Internet of Things – Publish To BlueMix

Today I will talk about how you can publish your sensor data to BlueMix in the IBM cloud. I will publish information about the temperature and level of light in my room, and then I will show how that information can be viewed in real-time.

This video build on my previous video called “Internet of Things – Publish Sensor Data”, so please check that out for details. Just as in that video, I’m will be using temperature and light sensors, and publish their data to an MQTT broker. The difference is that this time I’m publishing to BlueMix, which is in the the IBM cloud (for more details on how to publish sensor data to BlueMix, see All the hardware that you need to perform this lab is the same as in the previous video, so please check that out for the details. The Arduino code (sketch) looks like this…

…and after the initial includes, constants for the two analogue input pins are defined (on lines 4-5). The MQTT client object is defined and created (on lines 6-7), followed by the declaration of a number of variables (on line 8-12). In the setup, we initialize the bridge (on line 16), which allows communication between the microcontroller and the microprocessor, and then I connect the MQTT client to the server (on line 17, and here you should replace the twelve zeros with the MAC address in lowercase of the Arduino network card). The eternal loop starts by checking if a five second interval has passed, and if so, reads the value from the temperature sensor (on line 25). Since that value is a raw value (in the range 0-1023), it needs to be converted (on lines 26-28) to a temperature using a formula (for more info, see, and then the temperature is added to the payload (on line 29). The light sensor value is read (on line 30) and added to the published data (on line 31), and the data is published to the MQTT broker (on lines 32-33).

When you have complied and uploaded the code to the Arduino, it starts publishing data to BlueMix, and to see that data in real-time, you can browse to (replace 000000000000 with the MAC address of the network card). As you can see at the bottom, you can choose to see either of the two published sensor data.
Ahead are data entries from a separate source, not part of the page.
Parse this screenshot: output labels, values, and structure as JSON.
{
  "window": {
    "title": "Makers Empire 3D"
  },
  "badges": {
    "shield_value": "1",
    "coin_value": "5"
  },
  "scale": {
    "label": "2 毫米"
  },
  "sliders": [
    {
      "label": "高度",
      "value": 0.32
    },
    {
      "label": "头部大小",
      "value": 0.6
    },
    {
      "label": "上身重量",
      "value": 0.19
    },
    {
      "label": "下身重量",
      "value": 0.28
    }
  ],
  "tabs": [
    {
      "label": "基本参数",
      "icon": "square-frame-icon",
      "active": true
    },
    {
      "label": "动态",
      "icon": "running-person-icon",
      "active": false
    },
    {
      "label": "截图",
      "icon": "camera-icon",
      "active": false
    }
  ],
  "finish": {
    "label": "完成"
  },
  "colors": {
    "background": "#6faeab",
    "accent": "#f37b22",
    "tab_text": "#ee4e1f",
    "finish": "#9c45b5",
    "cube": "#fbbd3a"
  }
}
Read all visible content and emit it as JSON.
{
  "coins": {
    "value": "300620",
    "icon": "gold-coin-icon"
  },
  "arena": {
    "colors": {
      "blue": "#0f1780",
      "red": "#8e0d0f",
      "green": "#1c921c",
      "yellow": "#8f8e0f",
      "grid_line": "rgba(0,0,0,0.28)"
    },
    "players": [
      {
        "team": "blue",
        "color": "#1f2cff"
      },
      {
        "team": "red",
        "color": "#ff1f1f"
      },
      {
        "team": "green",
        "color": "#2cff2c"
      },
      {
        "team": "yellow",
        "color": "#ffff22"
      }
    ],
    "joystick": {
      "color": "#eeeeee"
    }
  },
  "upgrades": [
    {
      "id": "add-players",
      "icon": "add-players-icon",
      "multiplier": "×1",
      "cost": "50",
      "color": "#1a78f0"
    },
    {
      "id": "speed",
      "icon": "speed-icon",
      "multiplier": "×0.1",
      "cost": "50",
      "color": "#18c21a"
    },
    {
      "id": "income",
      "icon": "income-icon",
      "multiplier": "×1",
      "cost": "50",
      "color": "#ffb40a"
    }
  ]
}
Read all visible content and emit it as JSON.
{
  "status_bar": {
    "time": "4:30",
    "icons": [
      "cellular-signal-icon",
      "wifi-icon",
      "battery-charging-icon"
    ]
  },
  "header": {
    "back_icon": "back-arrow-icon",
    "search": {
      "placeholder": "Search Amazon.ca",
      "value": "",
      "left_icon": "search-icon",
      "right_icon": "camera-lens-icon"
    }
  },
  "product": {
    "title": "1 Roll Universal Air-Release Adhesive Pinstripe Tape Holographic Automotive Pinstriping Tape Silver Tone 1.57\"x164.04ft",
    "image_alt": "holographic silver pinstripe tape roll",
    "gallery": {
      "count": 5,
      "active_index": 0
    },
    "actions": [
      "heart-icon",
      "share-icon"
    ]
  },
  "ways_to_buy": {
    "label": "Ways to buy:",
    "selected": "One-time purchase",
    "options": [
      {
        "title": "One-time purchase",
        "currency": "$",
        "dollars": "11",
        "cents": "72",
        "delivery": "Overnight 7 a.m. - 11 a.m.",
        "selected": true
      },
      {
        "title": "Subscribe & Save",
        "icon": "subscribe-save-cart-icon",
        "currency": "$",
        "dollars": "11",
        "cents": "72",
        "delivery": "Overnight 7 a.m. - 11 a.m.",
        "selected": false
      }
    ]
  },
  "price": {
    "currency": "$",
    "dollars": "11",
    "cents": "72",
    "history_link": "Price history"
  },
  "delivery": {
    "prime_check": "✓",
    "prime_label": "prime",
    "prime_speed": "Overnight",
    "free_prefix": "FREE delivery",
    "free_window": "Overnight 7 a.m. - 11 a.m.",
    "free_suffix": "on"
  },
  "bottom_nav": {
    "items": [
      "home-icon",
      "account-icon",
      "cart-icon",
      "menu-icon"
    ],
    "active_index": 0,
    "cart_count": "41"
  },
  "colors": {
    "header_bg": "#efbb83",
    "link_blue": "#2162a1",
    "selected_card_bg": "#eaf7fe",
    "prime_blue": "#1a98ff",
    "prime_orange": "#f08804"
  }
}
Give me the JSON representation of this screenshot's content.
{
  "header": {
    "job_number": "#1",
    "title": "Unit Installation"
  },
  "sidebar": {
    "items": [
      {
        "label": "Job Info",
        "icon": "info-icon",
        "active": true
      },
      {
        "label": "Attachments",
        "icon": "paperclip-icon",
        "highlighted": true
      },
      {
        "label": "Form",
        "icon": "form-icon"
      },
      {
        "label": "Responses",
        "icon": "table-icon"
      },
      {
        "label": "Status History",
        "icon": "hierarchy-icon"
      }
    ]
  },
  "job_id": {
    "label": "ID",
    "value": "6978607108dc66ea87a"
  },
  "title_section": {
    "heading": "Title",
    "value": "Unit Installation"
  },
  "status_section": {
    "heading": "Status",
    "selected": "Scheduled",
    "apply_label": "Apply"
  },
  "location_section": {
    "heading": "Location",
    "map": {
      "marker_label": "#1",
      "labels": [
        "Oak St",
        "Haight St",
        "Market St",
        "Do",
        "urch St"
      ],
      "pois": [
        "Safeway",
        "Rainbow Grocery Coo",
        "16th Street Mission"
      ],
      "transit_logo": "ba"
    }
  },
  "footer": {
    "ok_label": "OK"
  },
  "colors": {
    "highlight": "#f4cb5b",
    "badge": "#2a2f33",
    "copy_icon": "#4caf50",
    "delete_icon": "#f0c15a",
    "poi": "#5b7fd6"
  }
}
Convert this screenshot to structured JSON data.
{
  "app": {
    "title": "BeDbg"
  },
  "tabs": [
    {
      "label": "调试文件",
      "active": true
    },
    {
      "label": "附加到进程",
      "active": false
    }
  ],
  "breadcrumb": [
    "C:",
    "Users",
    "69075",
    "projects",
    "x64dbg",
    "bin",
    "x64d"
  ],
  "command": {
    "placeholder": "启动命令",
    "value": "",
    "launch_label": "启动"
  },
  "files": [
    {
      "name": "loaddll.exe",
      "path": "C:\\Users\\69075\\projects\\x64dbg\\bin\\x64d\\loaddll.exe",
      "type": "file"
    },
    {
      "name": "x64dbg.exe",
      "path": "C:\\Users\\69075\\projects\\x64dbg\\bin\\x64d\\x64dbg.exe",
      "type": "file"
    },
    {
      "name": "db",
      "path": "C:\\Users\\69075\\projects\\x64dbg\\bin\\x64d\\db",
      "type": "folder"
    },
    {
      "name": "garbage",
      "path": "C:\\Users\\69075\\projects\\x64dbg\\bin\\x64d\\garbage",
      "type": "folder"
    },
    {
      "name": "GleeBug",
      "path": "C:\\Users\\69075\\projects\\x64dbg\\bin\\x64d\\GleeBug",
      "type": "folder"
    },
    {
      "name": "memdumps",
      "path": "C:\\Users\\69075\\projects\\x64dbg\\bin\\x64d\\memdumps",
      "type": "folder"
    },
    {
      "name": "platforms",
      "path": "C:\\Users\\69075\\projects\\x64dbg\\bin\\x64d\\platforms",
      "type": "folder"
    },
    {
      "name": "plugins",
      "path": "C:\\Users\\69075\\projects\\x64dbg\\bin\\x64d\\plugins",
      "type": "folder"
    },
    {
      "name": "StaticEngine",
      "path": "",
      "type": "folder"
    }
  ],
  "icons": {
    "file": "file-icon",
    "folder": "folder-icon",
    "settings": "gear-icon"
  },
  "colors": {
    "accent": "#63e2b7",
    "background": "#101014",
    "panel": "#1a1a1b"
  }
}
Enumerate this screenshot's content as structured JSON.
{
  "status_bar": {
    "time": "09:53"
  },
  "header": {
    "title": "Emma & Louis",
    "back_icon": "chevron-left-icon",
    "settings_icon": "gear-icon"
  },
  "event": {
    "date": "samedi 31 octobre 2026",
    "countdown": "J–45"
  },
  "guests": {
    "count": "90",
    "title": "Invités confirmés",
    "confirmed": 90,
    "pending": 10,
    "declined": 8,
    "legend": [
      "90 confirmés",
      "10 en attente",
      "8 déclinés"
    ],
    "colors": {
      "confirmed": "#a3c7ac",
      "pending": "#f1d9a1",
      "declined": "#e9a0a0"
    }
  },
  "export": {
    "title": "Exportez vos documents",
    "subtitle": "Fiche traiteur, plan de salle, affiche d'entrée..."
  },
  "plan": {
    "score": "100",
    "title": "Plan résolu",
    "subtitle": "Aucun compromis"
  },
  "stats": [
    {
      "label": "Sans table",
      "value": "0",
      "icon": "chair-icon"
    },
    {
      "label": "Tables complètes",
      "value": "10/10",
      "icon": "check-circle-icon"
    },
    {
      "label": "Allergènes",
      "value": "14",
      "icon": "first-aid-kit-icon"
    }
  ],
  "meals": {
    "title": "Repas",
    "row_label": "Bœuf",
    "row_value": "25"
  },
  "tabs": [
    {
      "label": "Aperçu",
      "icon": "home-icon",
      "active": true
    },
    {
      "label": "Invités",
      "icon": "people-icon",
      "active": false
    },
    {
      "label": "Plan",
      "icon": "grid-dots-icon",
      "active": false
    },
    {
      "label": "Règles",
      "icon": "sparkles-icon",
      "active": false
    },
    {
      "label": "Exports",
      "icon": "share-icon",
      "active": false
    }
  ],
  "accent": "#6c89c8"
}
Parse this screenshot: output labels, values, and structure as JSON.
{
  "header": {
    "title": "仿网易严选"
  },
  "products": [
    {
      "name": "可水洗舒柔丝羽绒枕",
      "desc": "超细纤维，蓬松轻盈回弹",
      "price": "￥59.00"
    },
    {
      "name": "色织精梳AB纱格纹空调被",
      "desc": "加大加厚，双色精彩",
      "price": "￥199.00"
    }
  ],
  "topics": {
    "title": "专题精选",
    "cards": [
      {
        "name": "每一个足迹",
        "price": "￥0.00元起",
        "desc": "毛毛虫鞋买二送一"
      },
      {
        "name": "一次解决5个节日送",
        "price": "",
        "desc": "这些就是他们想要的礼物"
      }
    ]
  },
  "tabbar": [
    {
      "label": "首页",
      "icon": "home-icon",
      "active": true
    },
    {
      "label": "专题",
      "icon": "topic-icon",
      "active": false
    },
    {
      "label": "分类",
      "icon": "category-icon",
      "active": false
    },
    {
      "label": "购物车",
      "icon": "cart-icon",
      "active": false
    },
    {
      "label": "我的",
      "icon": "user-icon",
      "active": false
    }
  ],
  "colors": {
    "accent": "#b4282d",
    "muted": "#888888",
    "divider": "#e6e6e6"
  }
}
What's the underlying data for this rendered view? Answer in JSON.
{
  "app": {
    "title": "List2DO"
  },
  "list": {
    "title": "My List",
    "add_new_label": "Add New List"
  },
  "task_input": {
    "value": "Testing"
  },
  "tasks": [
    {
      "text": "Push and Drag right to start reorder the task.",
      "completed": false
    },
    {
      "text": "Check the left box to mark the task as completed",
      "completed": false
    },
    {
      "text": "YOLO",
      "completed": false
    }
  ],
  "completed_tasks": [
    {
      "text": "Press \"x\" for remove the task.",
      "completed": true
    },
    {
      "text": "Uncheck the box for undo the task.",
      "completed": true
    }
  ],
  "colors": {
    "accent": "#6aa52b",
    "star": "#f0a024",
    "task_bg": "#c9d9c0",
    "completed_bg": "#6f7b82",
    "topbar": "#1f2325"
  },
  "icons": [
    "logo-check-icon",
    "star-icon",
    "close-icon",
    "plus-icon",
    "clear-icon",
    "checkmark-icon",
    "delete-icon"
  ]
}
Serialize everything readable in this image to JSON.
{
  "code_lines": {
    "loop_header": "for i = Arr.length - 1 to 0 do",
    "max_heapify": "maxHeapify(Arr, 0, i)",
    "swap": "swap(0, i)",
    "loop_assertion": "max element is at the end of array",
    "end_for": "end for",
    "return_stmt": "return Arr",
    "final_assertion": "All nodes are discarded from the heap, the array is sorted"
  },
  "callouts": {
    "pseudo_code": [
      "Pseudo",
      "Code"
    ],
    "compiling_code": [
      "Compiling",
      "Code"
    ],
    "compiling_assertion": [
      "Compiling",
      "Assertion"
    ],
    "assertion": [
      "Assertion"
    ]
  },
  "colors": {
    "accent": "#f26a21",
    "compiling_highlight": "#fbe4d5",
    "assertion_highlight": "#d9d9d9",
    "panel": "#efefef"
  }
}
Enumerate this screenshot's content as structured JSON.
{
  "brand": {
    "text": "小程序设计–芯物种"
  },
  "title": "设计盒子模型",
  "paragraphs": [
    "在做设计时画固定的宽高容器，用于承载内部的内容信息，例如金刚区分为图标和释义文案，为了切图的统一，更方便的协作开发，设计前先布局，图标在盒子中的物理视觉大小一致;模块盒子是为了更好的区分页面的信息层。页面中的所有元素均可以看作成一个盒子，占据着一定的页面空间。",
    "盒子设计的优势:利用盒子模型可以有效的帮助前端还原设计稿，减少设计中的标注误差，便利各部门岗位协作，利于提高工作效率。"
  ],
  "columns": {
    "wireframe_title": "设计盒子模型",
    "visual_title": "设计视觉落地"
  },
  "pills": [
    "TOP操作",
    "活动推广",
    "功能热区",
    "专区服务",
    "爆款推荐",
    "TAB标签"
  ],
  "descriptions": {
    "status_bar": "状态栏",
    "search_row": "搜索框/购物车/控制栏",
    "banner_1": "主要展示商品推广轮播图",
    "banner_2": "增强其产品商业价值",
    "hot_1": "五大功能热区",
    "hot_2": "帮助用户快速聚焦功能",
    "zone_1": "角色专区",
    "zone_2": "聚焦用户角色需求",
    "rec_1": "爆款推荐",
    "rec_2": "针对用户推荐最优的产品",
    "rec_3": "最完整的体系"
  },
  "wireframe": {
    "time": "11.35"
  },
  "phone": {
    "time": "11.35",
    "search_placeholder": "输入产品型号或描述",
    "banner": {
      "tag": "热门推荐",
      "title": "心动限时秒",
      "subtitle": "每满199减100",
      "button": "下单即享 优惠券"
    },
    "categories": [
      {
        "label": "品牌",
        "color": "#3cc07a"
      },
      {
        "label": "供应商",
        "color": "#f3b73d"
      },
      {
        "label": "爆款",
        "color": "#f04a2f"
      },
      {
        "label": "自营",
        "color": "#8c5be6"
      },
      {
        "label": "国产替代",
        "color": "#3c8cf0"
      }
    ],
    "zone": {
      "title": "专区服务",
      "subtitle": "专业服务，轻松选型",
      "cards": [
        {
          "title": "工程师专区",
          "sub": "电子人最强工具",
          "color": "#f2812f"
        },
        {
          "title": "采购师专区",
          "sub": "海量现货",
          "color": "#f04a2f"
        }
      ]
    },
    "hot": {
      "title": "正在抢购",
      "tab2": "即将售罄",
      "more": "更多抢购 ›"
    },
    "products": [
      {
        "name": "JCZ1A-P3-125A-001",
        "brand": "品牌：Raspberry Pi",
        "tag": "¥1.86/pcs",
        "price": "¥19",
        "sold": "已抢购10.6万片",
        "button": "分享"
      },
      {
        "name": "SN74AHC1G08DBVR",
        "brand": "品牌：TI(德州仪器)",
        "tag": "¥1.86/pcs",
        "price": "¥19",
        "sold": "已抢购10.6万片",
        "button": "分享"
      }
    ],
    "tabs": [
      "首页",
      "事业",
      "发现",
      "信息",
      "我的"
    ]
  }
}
The service that provides this functionality, the Internet of Things Foundation, can also store historic data, and can make it available through a secure API.

That is how you can publish your sensor data to BlueMix, and see it in real time.